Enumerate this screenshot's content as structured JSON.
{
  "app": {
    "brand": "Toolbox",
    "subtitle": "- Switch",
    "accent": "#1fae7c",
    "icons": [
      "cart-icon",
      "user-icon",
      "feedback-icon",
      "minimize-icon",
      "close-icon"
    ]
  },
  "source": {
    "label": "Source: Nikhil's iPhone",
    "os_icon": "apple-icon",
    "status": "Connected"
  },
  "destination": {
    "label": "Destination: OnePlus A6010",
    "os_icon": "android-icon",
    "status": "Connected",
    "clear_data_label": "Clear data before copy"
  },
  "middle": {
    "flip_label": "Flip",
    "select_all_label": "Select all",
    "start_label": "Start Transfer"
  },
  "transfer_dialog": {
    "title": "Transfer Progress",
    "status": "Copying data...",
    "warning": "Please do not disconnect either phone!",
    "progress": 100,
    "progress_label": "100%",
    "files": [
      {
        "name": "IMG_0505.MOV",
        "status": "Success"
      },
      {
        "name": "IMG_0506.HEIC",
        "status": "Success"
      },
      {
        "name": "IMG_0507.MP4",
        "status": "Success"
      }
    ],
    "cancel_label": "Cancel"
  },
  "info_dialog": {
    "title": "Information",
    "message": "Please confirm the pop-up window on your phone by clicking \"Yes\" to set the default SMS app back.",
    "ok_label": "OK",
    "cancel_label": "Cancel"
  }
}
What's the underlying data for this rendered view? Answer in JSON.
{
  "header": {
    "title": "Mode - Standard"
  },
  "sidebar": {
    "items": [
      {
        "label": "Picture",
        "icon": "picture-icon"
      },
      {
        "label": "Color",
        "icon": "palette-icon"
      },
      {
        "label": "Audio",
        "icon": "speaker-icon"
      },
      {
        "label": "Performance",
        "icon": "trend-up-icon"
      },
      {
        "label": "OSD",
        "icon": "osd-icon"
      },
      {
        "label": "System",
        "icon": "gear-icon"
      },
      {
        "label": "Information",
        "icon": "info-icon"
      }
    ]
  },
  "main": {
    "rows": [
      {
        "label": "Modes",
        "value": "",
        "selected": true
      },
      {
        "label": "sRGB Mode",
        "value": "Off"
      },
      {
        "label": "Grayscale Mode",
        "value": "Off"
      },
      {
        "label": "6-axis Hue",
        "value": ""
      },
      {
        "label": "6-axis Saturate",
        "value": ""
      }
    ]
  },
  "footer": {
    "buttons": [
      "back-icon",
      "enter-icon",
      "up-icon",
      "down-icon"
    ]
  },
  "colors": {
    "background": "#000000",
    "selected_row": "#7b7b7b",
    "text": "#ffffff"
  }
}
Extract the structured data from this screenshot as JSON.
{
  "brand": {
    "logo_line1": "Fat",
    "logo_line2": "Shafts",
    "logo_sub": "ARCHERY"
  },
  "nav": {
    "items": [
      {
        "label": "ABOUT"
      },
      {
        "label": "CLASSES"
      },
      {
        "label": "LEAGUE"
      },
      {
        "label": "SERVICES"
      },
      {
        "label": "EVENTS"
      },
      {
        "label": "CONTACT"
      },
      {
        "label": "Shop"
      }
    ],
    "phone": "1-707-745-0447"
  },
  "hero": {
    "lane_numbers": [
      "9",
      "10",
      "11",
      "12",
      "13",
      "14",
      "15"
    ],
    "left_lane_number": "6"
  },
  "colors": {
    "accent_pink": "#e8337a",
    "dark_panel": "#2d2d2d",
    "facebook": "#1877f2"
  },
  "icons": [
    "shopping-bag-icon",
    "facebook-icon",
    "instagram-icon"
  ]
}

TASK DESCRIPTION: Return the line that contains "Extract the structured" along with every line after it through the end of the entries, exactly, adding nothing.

RESULT:
Extract the structured data from this screenshot as JSON.
{
  "brand": {
    "logo_line1": "Fat",
    "logo_line2": "Shafts",
    "logo_sub": "ARCHERY"
  },
  "nav": {
    "items": [
      {
        "label": "ABOUT"
      },
      {
        "label": "CLASSES"
      },
      {
        "label": "LEAGUE"
      },
      {
        "label": "SERVICES"
      },
      {
        "label": "EVENTS"
      },
      {
        "label": "CONTACT"
      },
      {
        "label": "Shop"
      }
    ],
    "phone": "1-707-745-0447"
  },
  "hero": {
    "lane_numbers": [
      "9",
      "10",
      "11",
      "12",
      "13",
      "14",
      "15"
    ],
    "left_lane_number": "6"
  },
  "colors": {
    "accent_pink": "#e8337a",
    "dark_panel": "#2d2d2d",
    "facebook": "#1877f2"
  },
  "icons": [
    "shopping-bag-icon",
    "facebook-icon",
    "instagram-icon"
  ]
}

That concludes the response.